Back when that song was topping the charts, you could still graduate from high school with the possibility of making a living for your family. Back then the wage difference between a college graduate and a high school graduate wasn’t so extreme. Even a high school dropout had the possibility of a decent life with a secure job and a house. Today, those pre-computer and cell phone days are as ancient history as the one-room schoolhouse. Today’s far more diverse California student population has to compete in a global economy that places a premium on math and science proficiency.

For the state that’s supposed to be the center of the technology universe, these results should be a shocking slap in the face. You’d think our state leaders would be calling for fundamental reformation of our education system. Yet, all you hear is the same old stuff we’ve been hearing for the past 30 years. “Just give us more money.”  “The kids and their parents are the problems and when we have more money, we can fix them.”

With all due respect, Sacramento leaders, don’t you think a state that pays its teachers the highest salaries in the nation should be getting some better results for all those dollars? For nearly $50 billion a year, shouldn’t we be able to satisfy the desire of the vast majority of our parents who want their kids to perform at grade level in English, math, and science based on the tests we give them? These are parents who aren’t worrying about “narrowing the curriculum and tying the hands  of teachers” but think it’s the job of schools to educate their kids well enough to get a great score on the SAT or ACT, graduate from high school, and not have to enroll in remedial math and English courses in college.

Thank you, Governor Brown, for recognizing in a recent speech that a quality education is the civil rights issue of our time. But what new strategies – beyond just increasing funding – will your administration support to ensure that every child has the right to quality education in California? In contrast, last week, I heard your fellow Democrat, the first African American President of the United States, Barack Obama, use clear language to define the education reform that taxpayers should expect for their hard earned dollars – from adding more math and science teachers to making fundamental changes in our teacher evaluation systems. He clearly talked about identifying and rewarding successful teachers and ensuring that no child has his or her civil right to a quality education violated by an ineffective teacher.

I heard a similar speech not so long ago from another Democrat, Antonio Villaraigosa – the mayor of our largest and most diverse city, Los Angeles. And recently, I heard another Mayor – Kevin Johnson, of the very city where you now make your home, talk about education reform in the same terms as our President.

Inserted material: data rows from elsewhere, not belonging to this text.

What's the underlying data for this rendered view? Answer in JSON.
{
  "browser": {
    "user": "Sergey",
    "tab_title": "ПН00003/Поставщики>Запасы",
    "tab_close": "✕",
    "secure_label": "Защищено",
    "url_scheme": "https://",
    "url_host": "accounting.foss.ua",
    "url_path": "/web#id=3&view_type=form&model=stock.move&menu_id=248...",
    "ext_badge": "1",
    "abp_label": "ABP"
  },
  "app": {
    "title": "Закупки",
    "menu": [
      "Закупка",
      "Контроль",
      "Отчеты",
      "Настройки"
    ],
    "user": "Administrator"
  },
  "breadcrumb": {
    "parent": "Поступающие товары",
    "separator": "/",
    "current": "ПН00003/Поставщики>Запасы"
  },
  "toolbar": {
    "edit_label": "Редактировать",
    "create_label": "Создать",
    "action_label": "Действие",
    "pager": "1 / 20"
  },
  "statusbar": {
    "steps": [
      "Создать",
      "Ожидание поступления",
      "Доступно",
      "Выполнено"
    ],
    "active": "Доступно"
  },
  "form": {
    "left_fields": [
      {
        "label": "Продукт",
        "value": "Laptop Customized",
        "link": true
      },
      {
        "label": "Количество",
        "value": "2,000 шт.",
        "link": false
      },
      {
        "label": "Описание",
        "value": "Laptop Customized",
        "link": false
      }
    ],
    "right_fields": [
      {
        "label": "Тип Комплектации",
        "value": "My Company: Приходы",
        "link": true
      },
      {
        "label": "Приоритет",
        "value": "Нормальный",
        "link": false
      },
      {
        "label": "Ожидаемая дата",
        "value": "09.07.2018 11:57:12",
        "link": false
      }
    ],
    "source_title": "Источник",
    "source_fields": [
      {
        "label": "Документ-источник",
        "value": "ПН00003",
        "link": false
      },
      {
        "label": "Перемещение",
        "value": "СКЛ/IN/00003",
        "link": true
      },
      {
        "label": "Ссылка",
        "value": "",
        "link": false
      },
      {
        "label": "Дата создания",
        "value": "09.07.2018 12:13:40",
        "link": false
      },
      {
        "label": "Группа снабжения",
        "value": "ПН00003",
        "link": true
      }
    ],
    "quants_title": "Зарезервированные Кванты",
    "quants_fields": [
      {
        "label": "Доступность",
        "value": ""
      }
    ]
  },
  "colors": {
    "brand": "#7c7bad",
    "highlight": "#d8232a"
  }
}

As I listen to these leaders, I have hope for California. But I also know that California’s students cannot afford long-term hope. They need a Governor and legislative leadership who can stand side by side with our President on his education reform agenda. The danger of silence is irrelevancy – both nationally in upcoming debates on ESEA and locally for the millions of California students and their parents who want to hear how our leadership will fulfill the promise of an education system that actually prepares each student to succeed in college and career.

Arun Ramanathan is executive director of  The Education Trust—West, a statewide education advocacy organization. He has served as a district administrator, research director, teacher, paraprofessional and VISTA volunteer in California, New England and Appalachia. He has a doctorate in educational administration and policy from the Harvard Graduate School of Education. His wife is a teacher and reading specialist and they have a child in preschool and another in a Spanish immersion elementary school in Oakland Unified.